Type 2 Diabetes Risk Lower With Exercise And Healthy Diet

One condition people hear a lot about right now is diabetes, especially type 2 diabetes. It is mostly connected to those who are overweight and can often be controlled through diet and exercise. Studies now show that a healthy diet and exercise can even help to reduce the risk of even getting it in later life.

According to the Raw Food World, researchers still do not understand why some people suffer from type 2 diabetes and others do not. There are many factors involved, including family history, age, and weight. However, there are many others, some of which have possibly not even been found yet. That does not stop researchers offering tips based on the studies they have performed.

One major change to a diet would be to cut out sugary drinks. They increase the risk of getting diabetes by 25 percent. This includes Kool-Aid and sodas. Eating red meat instead of poultry can also increase the risk by 20 percent, and that is just a three-ounce serving.

Doing exercise has also shown that the risk of developing type 2 diabetes can be lowered. When both diet and exercise are used together, people are 90 percent less likely to develop it. Another study showed that women were 90 percent more likely to develop it because of an unhealthy diet, poor exercise regimen, being overweight, or due to drinking alcohol.

Just exercising 30 minutes a day, five days a week is considered healthy. The Mayo Clinic breaks down the recommended amount based on intensity. Just 75 minutes of vigorous activity a week is a healthy amount, which is half the recommended when doing moderate activity. The experts on the site also recommend doing strength exercises twice a week but have no time guidelines.

“Moderate aerobic exercise includes such activities as brisk walking, swimming and mowing the lawn. Vigorous aerobic exercise includes such activities as running and aerobic dancing,” explains Dr. Edward R. Laskowski of the Mayo Clinic.

Type 2 diabetes occurs when a person’s blood sugar levels are too high. The body becomes resistant to the insulin or cannot produce enough.
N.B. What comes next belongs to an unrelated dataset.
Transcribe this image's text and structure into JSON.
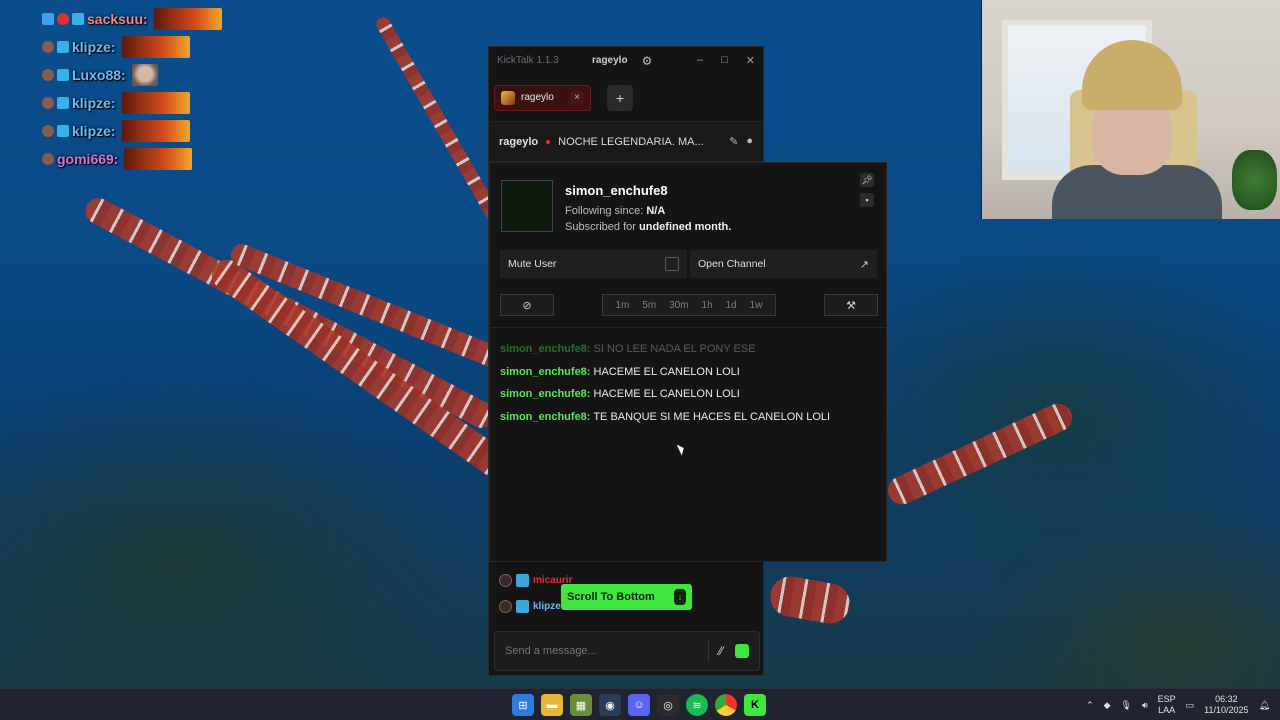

Some patients will be diagnosed with “pre-diabetes,” which is when the levels are higher than normal but not so high that they are classed as diabetic. The sooner a patient is treated with the condition, the easier it is to manage. Type 2 diabetes is more common than type 1, which is when the body produces no insulin at all.

The good news is that it can be prevented, and it can be managed. A healthy diet and exercise are highly recommended to prevent and treat type 2 diabetes.